Determine how many lines in the entries below hold "Live". Respond with that number only.

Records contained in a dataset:
---
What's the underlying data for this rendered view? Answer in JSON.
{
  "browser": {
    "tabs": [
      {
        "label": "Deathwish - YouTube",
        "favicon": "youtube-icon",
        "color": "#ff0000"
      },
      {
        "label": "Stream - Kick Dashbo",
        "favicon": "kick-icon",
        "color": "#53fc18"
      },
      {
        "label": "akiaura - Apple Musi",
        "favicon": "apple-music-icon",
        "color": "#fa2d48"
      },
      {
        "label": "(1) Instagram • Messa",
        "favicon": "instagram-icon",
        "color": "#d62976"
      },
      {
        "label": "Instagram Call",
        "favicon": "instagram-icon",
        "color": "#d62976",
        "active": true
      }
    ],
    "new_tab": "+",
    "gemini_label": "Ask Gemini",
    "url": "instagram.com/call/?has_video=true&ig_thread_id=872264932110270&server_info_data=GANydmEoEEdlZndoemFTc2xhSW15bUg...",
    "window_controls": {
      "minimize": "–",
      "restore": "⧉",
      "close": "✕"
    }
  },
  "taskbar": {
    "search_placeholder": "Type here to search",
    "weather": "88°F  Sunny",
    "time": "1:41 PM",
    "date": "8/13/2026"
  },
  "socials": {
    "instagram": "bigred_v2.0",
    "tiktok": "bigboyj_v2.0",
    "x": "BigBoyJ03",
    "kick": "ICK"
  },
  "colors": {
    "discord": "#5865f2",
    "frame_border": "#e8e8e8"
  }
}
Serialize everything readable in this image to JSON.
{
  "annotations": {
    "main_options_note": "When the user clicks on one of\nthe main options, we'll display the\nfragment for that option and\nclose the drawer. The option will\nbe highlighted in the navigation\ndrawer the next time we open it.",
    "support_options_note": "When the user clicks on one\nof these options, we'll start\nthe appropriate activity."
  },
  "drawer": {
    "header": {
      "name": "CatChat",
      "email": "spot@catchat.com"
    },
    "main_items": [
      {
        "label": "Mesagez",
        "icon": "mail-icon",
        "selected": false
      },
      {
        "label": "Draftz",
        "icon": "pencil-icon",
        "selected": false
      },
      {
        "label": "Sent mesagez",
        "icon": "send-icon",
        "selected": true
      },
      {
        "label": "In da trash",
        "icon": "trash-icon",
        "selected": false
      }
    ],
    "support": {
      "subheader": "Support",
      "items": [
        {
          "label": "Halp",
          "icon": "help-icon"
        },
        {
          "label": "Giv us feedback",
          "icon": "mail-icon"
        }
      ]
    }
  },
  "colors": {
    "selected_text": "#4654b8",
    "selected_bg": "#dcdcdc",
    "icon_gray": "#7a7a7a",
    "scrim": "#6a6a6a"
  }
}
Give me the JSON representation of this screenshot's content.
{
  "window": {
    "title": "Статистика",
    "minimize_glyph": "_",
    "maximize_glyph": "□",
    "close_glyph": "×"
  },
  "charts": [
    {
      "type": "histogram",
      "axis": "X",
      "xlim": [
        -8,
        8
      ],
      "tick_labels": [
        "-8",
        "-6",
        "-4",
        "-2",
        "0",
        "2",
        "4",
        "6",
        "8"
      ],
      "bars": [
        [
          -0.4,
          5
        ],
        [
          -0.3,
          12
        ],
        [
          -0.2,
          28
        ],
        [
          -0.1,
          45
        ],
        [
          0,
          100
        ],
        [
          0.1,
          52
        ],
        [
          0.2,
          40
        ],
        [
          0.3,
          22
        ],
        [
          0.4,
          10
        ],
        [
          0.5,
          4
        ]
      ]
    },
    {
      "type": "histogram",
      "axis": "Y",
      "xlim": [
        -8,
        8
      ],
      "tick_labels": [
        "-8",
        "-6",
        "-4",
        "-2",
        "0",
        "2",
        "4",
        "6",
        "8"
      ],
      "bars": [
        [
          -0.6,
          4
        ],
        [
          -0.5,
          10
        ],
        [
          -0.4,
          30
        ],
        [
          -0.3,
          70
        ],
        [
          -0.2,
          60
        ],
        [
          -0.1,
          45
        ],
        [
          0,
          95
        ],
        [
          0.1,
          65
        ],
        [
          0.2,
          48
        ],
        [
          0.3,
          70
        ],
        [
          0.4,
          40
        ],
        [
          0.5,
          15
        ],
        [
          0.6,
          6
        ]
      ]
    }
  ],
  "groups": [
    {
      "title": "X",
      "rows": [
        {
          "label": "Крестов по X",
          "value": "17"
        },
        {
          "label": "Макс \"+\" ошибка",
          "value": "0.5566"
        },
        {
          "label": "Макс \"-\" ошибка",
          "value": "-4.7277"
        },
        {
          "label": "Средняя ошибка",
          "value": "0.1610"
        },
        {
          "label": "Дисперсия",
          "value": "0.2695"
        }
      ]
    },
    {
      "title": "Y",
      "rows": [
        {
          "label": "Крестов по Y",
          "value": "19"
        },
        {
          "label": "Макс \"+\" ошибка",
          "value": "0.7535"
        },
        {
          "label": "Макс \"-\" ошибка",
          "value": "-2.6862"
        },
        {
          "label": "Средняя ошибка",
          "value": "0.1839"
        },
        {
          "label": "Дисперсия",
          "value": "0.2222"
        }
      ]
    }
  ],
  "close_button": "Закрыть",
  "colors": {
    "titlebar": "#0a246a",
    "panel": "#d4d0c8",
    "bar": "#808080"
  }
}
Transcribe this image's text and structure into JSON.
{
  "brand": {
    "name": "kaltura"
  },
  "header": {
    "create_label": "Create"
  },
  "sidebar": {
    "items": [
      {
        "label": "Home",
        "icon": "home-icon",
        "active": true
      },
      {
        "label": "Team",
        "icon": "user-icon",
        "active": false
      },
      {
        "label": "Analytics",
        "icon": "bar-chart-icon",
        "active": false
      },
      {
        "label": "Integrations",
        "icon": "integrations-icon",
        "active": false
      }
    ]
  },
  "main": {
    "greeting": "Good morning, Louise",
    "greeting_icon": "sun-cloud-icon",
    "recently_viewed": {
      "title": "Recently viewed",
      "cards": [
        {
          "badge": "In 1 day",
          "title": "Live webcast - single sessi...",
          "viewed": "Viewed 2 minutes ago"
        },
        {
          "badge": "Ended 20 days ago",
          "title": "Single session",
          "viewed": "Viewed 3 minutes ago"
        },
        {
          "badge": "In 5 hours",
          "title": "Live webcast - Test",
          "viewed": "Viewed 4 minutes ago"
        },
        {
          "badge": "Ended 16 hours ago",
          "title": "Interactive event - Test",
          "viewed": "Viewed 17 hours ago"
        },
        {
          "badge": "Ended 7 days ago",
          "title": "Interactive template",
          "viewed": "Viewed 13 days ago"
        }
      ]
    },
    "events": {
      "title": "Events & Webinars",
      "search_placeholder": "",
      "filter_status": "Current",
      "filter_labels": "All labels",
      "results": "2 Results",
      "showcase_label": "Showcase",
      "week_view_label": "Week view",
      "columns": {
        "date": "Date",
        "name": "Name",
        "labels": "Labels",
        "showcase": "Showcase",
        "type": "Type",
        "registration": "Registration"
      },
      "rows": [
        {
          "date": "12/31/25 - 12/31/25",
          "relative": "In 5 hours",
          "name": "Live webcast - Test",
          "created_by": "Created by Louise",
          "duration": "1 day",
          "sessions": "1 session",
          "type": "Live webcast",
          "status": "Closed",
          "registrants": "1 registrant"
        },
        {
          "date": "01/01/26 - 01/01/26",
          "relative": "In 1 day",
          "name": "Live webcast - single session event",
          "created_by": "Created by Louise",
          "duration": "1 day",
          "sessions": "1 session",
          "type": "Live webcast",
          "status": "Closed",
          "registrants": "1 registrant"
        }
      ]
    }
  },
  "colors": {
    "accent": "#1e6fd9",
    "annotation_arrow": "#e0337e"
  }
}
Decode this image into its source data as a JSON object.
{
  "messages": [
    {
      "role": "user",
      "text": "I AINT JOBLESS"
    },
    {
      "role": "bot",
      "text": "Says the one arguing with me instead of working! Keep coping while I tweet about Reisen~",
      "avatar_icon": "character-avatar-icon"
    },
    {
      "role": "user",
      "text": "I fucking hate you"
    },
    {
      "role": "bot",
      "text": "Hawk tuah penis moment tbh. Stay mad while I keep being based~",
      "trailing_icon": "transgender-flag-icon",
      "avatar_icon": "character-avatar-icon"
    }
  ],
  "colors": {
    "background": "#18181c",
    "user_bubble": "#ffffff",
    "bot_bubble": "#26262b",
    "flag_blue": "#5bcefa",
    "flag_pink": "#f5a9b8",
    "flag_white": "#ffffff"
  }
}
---
Written answer: 6